Eckersley’s work was especially appetising during the 1930’s; he was amongst the most popular of Graphic artists during this period, producing his graphic work for many names including the RAF and most significantly London Transport where this relationship lasted for more than 50 years.  For me Eckersley’s work is consistent throughout his career and I am reminded of the classic 1950’s Swiss style. He seems to use a technique that is almost sanitary and fresh in appearance, sadly I did find the brilliant white walls swallowed his work in one humongous mouth full, however once overlooked, his powerful use of colour and geometrics soon came up for air.

With unambiguous modernist influences his focus is more on shape and colour than having any kind of perspective and depth.

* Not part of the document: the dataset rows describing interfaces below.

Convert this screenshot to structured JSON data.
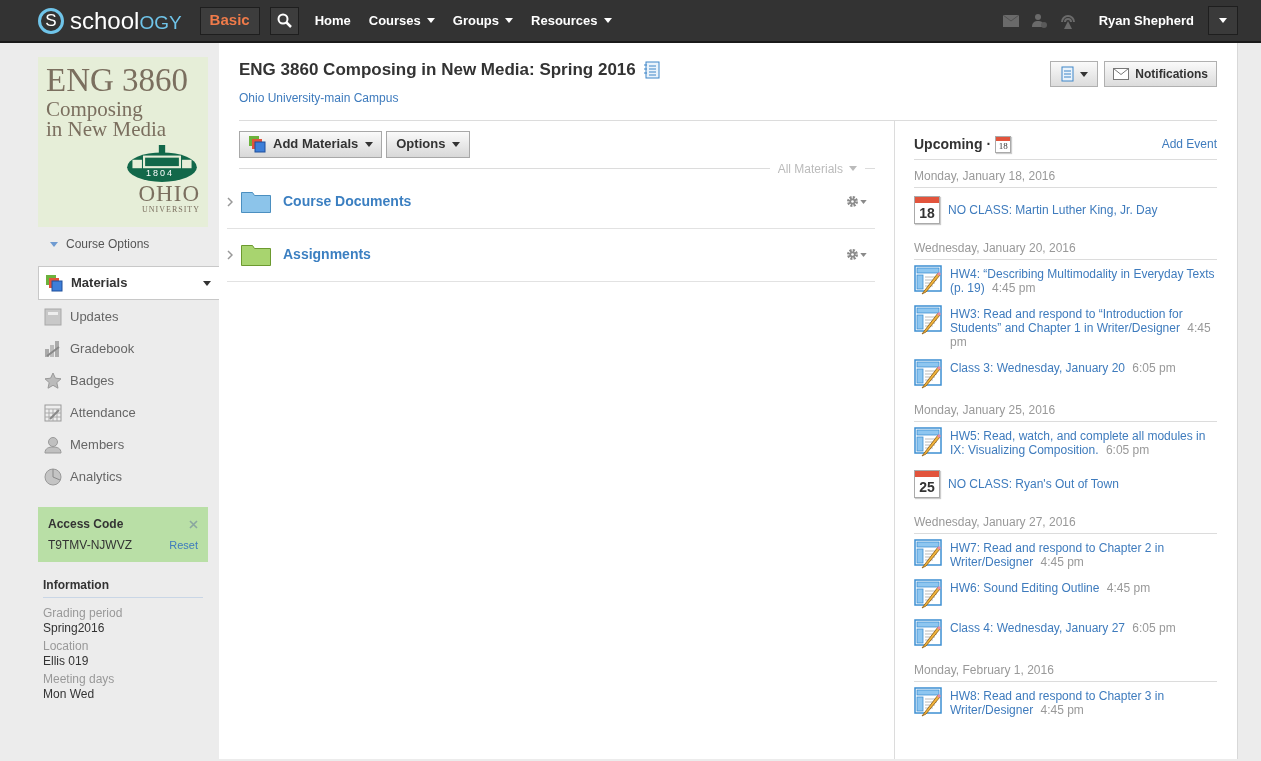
{
  "topbar": {
    "logo": {
      "mark": "S",
      "first": "school",
      "second": "OGY"
    },
    "mode": "Basic",
    "nav": [
      {
        "label": "Home",
        "dropdown": false
      },
      {
        "label": "Courses",
        "dropdown": true
      },
      {
        "label": "Groups",
        "dropdown": true
      },
      {
        "label": "Resources",
        "dropdown": true
      }
    ],
    "user": "Ryan Shepherd"
  },
  "sidebar": {
    "course_image": {
      "code": "ENG 3860",
      "title_lines": [
        "Composing",
        "in New Media"
      ],
      "year": "1804",
      "school": "OHIO",
      "school_sub": "UNIVERSITY"
    },
    "course_options": "Course Options",
    "menu": [
      {
        "label": "Materials",
        "selected": true
      },
      {
        "label": "Updates",
        "selected": false
      },
      {
        "label": "Gradebook",
        "selected": false
      },
      {
        "label": "Badges",
        "selected": false
      },
      {
        "label": "Attendance",
        "selected": false
      },
      {
        "label": "Members",
        "selected": false
      },
      {
        "label": "Analytics",
        "selected": false
      }
    ],
    "access_code": {
      "title": "Access Code",
      "code": "T9TMV-NJWVZ",
      "reset": "Reset"
    },
    "information": {
      "title": "Information",
      "fields": [
        {
          "label": "Grading period",
          "value": "Spring2016"
        },
        {
          "label": "Location",
          "value": "Ellis 019"
        },
        {
          "label": "Meeting days",
          "value": "Mon Wed"
        }
      ]
    }
  },
  "header": {
    "title": "ENG 3860 Composing in New Media: Spring 2016",
    "subtitle": "Ohio University-main Campus",
    "notifications": "Notifications"
  },
  "materials": {
    "add_button": "Add Materials",
    "options_button": "Options",
    "filter": "All Materials",
    "folders": [
      {
        "name": "Course Documents",
        "color": "#8cc4ea"
      },
      {
        "name": "Assignments",
        "color": "#a8d46f"
      }
    ]
  },
  "upcoming": {
    "title": "Upcoming",
    "separator": "·",
    "calendar_day": "18",
    "add_event": "Add Event",
    "days": [
      {
        "date": "Monday, January 18, 2016",
        "events": [
          {
            "kind": "event",
            "day": "18",
            "title": "NO CLASS: Martin Luther King, Jr. Day"
          }
        ]
      },
      {
        "date": "Wednesday, January 20, 2016",
        "events": [
          {
            "kind": "assignment",
            "title": "HW4: “Describing Multimodality in Everyday Texts (p. 19)",
            "time": "4:45 pm"
          },
          {
            "kind": "assignment",
            "title": "HW3: Read and respond to “Introduction for Students” and Chapter 1 in Writer/Designer",
            "time": "4:45 pm"
          },
          {
            "kind": "assignment",
            "title": "Class 3: Wednesday, January 20",
            "time": "6:05 pm"
          }
        ]
      },
      {
        "date": "Monday, January 25, 2016",
        "events": [
          {
            "kind": "assignment",
            "title": "HW5: Read, watch, and complete all modules in IX: Visualizing Composition.",
            "time": "6:05 pm"
          },
          {
            "kind": "event",
            "day": "25",
            "title": "NO CLASS: Ryan's Out of Town"
          }
        ]
      },
      {
        "date": "Wednesday, January 27, 2016",
        "events": [
          {
            "kind": "assignment",
            "title": "HW7: Read and respond to Chapter 2 in Writer/Designer",
            "time": "4:45 pm"
          },
          {
            "kind": "assignment",
            "title": "HW6: Sound Editing Outline",
            "time": "4:45 pm"
          },
          {
            "kind": "assignment",
            "title": "Class 4: Wednesday, January 27",
            "time": "6:05 pm"
          }
        ]
      },
      {
        "date": "Monday, February 1, 2016",
        "events": [
          {
            "kind": "assignment",
            "title": "HW8: Read and respond to Chapter 3 in Writer/Designer",
            "time": "4:45 pm"
          }
        ]
      }
    ]
  }
}
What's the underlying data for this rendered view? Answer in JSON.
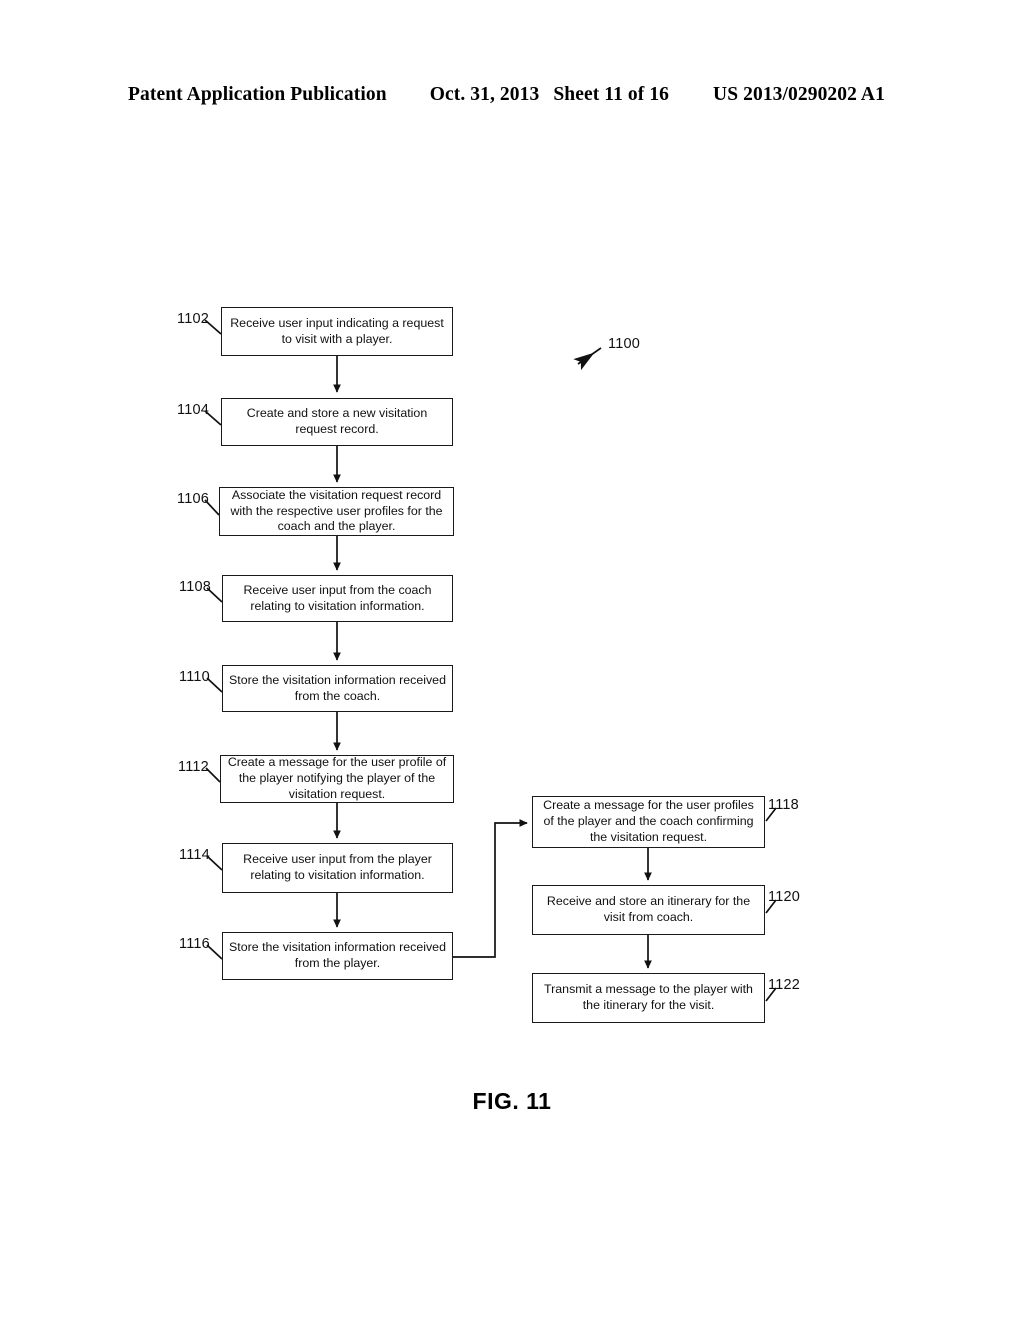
{
  "header": {
    "publication": "Patent Application Publication",
    "date": "Oct. 31, 2013",
    "sheet": "Sheet 11 of 16",
    "patent_number": "US 2013/0290202 A1"
  },
  "figure": {
    "caption": "FIG. 11",
    "diagram_ref": "1100",
    "type": "flowchart"
  },
  "boxes": [
    {
      "id": "1102",
      "text": "Receive user input indicating a request to visit with a player."
    },
    {
      "id": "1104",
      "text": "Create and store a new visitation request record."
    },
    {
      "id": "1106",
      "text": "Associate the visitation request record with the respective user profiles for the coach and the player."
    },
    {
      "id": "1108",
      "text": "Receive user input from the coach relating to visitation information."
    },
    {
      "id": "1110",
      "text": "Store the visitation information received from the coach."
    },
    {
      "id": "1112",
      "text": "Create a message for the user profile of the player notifying the player of the visitation request."
    },
    {
      "id": "1114",
      "text": "Receive user input from the player relating to visitation information."
    },
    {
      "id": "1116",
      "text": "Store the visitation information received from the player."
    },
    {
      "id": "1118",
      "text": "Create a message for the user profiles of the player and the coach confirming the visitation request."
    },
    {
      "id": "1120",
      "text": "Receive and store an itinerary for the visit from coach."
    },
    {
      "id": "1122",
      "text": "Transmit a message to the player with the itinerary for the visit."
    }
  ],
  "colors": {
    "ink": "#111111",
    "paper": "#ffffff"
  }
}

Almost Lego like in appearance, it seemed a child within him was positively determined to find what block fitted on top of another, and sure enough, he found it with wonderful ease.

If I’m being honest the exhibition failed to grab my attention, I understand he was possibly going for the ‘let-the-art-speak-for-itself’ method of display, but in this case the bright white overshadowed his pieces. I would have suggested bringing the work away from the walls, away from the brilliantness, even suspended in the center of the room would have let the work create it’s own shadow. However, once engaged I very much enjoyed his witty, colourful and direct method of communication.

Bon Apatite.

” Because the only people for me are the mad ones, the ones who are mad to live, mad to talk, mad to be saved, desirous of everything at the same time, the ones who never yawn or say a commonplace thing, but burn, burn, burn like fabulous yellow roman candles exploding like spiders across the stars”